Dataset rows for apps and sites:
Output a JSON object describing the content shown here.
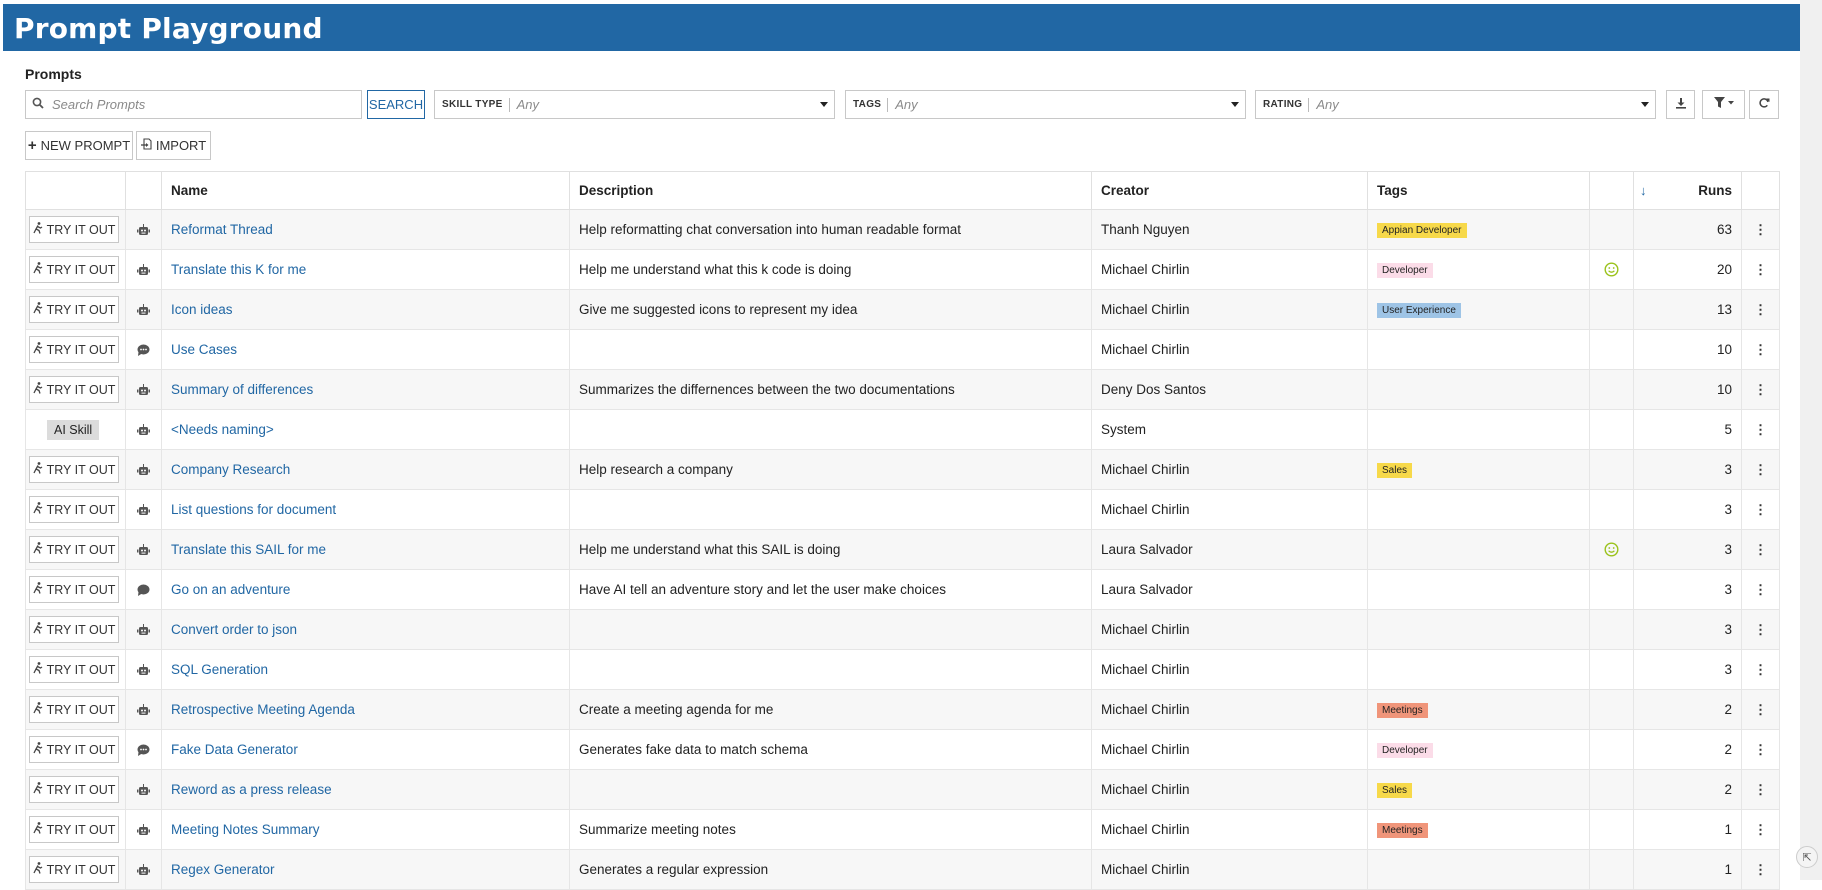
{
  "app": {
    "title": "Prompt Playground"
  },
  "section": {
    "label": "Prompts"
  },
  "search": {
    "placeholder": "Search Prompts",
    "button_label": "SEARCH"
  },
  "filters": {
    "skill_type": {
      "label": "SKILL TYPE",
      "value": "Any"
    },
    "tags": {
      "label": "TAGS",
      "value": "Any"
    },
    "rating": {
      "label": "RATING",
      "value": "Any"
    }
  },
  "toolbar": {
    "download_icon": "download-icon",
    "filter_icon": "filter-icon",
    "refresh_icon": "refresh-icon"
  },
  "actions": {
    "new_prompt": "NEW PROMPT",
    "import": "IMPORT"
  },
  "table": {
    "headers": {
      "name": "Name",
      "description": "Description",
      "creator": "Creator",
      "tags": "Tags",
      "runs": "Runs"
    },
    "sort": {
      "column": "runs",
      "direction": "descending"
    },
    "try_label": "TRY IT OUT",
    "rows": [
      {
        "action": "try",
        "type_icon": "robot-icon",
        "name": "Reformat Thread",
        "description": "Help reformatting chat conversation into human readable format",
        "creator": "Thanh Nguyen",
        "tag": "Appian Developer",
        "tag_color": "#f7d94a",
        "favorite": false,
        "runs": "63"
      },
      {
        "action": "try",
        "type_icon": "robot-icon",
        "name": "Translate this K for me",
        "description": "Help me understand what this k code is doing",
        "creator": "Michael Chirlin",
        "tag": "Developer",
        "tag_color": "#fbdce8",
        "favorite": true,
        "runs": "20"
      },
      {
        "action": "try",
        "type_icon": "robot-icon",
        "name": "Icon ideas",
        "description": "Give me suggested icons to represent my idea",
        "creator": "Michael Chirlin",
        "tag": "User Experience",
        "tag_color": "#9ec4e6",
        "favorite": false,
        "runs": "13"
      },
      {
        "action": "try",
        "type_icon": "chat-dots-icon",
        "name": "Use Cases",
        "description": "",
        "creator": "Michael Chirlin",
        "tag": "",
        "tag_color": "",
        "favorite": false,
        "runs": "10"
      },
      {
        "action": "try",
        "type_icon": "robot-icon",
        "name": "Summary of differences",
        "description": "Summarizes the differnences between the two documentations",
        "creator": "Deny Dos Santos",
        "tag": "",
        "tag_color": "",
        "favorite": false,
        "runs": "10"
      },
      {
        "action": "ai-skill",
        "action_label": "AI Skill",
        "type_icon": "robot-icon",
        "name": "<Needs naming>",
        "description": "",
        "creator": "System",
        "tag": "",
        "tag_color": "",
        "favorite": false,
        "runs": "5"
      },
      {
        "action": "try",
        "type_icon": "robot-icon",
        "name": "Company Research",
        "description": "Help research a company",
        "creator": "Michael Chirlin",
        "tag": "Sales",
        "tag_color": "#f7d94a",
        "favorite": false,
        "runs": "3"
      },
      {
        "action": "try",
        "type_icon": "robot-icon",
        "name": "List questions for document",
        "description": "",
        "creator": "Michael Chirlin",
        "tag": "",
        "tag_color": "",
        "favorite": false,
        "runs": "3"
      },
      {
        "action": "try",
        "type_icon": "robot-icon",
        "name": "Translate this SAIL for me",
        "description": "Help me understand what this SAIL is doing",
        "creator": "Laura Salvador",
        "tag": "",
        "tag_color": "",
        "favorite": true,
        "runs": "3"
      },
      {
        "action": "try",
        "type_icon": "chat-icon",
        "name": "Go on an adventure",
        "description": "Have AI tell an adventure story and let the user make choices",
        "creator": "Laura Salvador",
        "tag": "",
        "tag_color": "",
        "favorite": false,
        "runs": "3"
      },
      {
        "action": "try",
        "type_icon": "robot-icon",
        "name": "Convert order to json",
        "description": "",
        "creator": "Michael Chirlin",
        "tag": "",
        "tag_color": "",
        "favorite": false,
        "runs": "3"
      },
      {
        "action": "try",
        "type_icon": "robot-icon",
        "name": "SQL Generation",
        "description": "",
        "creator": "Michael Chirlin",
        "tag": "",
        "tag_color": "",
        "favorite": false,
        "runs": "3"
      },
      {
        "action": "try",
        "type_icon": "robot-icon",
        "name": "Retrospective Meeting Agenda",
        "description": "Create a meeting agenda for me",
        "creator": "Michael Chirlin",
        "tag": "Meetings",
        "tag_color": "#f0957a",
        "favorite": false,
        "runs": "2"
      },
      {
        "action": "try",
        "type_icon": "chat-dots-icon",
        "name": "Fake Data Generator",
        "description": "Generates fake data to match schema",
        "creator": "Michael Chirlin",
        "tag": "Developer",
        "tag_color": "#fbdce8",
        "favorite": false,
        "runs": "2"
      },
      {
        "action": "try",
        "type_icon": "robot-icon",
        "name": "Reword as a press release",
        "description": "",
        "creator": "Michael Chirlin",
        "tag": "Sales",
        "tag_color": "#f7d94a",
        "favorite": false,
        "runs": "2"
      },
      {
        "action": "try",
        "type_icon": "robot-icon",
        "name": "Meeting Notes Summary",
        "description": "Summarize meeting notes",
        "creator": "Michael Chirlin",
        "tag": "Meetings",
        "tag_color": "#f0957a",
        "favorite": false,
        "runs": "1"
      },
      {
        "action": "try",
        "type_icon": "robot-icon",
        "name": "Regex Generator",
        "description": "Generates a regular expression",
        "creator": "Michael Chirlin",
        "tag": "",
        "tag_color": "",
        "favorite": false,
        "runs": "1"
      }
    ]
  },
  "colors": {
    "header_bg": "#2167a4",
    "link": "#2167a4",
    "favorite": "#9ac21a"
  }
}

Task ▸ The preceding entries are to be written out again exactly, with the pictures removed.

Answer to the problem ▸
Output a JSON object describing the content shown here.
{
  "app": {
    "title": "Prompt Playground"
  },
  "section": {
    "label": "Prompts"
  },
  "search": {
    "placeholder": "Search Prompts",
    "button_label": "SEARCH"
  },
  "filters": {
    "skill_type": {
      "label": "SKILL TYPE",
      "value": "Any"
    },
    "tags": {
      "label": "TAGS",
      "value": "Any"
    },
    "rating": {
      "label": "RATING",
      "value": "Any"
    }
  },
  "toolbar": {
    "download_icon": "download-icon",
    "filter_icon": "filter-icon",
    "refresh_icon": "refresh-icon"
  },
  "actions": {
    "new_prompt": "NEW PROMPT",
    "import": "IMPORT"
  },
  "table": {
    "headers": {
      "name": "Name",
      "description": "Description",
      "creator": "Creator",
      "tags": "Tags",
      "runs": "Runs"
    },
    "sort": {
      "column": "runs",
      "direction": "descending"
    },
    "try_label": "TRY IT OUT",
    "rows": [
      {
        "action": "try",
        "type_icon": "robot-icon",
        "name": "Reformat Thread",
        "description": "Help reformatting chat conversation into human readable format",
        "creator": "Thanh Nguyen",
        "tag": "Appian Developer",
        "tag_color": "#f7d94a",
        "favorite": false,
        "runs": "63"
      },
      {
        "action": "try",
        "type_icon": "robot-icon",
        "name": "Translate this K for me",
        "description": "Help me understand what this k code is doing",
        "creator": "Michael Chirlin",
        "tag": "Developer",
        "tag_color": "#fbdce8",
        "favorite": true,
        "runs": "20"
      },
      {
        "action": "try",
        "type_icon": "robot-icon",
        "name": "Icon ideas",
        "description": "Give me suggested icons to represent my idea",
        "creator": "Michael Chirlin",
        "tag": "User Experience",
        "tag_color": "#9ec4e6",
        "favorite": false,
        "runs": "13"
      },
      {
        "action": "try",
        "type_icon": "chat-dots-icon",
        "name": "Use Cases",
        "description": "",
        "creator": "Michael Chirlin",
        "tag": "",
        "tag_color": "",
        "favorite": false,
        "runs": "10"
      },
      {
        "action": "try",
        "type_icon": "robot-icon",
        "name": "Summary of differences",
        "description": "Summarizes the differnences between the two documentations",
        "creator": "Deny Dos Santos",
        "tag": "",
        "tag_color": "",
        "favorite": false,
        "runs": "10"
      },
      {
        "action": "ai-skill",
        "action_label": "AI Skill",
        "type_icon": "robot-icon",
        "name": "<Needs naming>",
        "description": "",
        "creator": "System",
        "tag": "",
        "tag_color": "",
        "favorite": false,
        "runs": "5"
      },
      {
        "action": "try",
        "type_icon": "robot-icon",
        "name": "Company Research",
        "description": "Help research a company",
        "creator": "Michael Chirlin",
        "tag": "Sales",
        "tag_color": "#f7d94a",
        "favorite": false,
        "runs": "3"
      },
      {
        "action": "try",
        "type_icon": "robot-icon",
        "name": "List questions for document",
        "description": "",
        "creator": "Michael Chirlin",
        "tag": "",
        "tag_color": "",
        "favorite": false,
        "runs": "3"
      },
      {
        "action": "try",
        "type_icon": "robot-icon",
        "name": "Translate this SAIL for me",
        "description": "Help me understand what this SAIL is doing",
        "creator": "Laura Salvador",
        "tag": "",
        "tag_color": "",
        "favorite": true,
        "runs": "3"
      },
      {
        "action": "try",
        "type_icon": "chat-icon",
        "name": "Go on an adventure",
        "description": "Have AI tell an adventure story and let the user make choices",
        "creator": "Laura Salvador",
        "tag": "",
        "tag_color": "",
        "favorite": false,
        "runs": "3"
      },
      {
        "action": "try",
        "type_icon": "robot-icon",
        "name": "Convert order to json",
        "description": "",
        "creator": "Michael Chirlin",
        "tag": "",
        "tag_color": "",
        "favorite": false,
        "runs": "3"
      },
      {
        "action": "try",
        "type_icon": "robot-icon",
        "name": "SQL Generation",
        "description": "",
        "creator": "Michael Chirlin",
        "tag": "",
        "tag_color": "",
        "favorite": false,
        "runs": "3"
      },
      {
        "action": "try",
        "type_icon": "robot-icon",
        "name": "Retrospective Meeting Agenda",
        "description": "Create a meeting agenda for me",
        "creator": "Michael Chirlin",
        "tag": "Meetings",
        "tag_color": "#f0957a",
        "favorite": false,
        "runs": "2"
      },
      {
        "action": "try",
        "type_icon": "chat-dots-icon",
        "name": "Fake Data Generator",
        "description": "Generates fake data to match schema",
        "creator": "Michael Chirlin",
        "tag": "Developer",
        "tag_color": "#fbdce8",
        "favorite": false,
        "runs": "2"
      },
      {
        "action": "try",
        "type_icon": "robot-icon",
        "name": "Reword as a press release",
        "description": "",
        "creator": "Michael Chirlin",
        "tag": "Sales",
        "tag_color": "#f7d94a",
        "favorite": false,
        "runs": "2"
      },
      {
        "action": "try",
        "type_icon": "robot-icon",
        "name": "Meeting Notes Summary",
        "description": "Summarize meeting notes",
        "creator": "Michael Chirlin",
        "tag": "Meetings",
        "tag_color": "#f0957a",
        "favorite": false,
        "runs": "1"
      },
      {
        "action": "try",
        "type_icon": "robot-icon",
        "name": "Regex Generator",
        "description": "Generates a regular expression",
        "creator": "Michael Chirlin",
        "tag": "",
        "tag_color": "",
        "favorite": false,
        "runs": "1"
      }
    ]
  },
  "colors": {
    "header_bg": "#2167a4",
    "link": "#2167a4",
    "favorite": "#9ac21a"
  }
}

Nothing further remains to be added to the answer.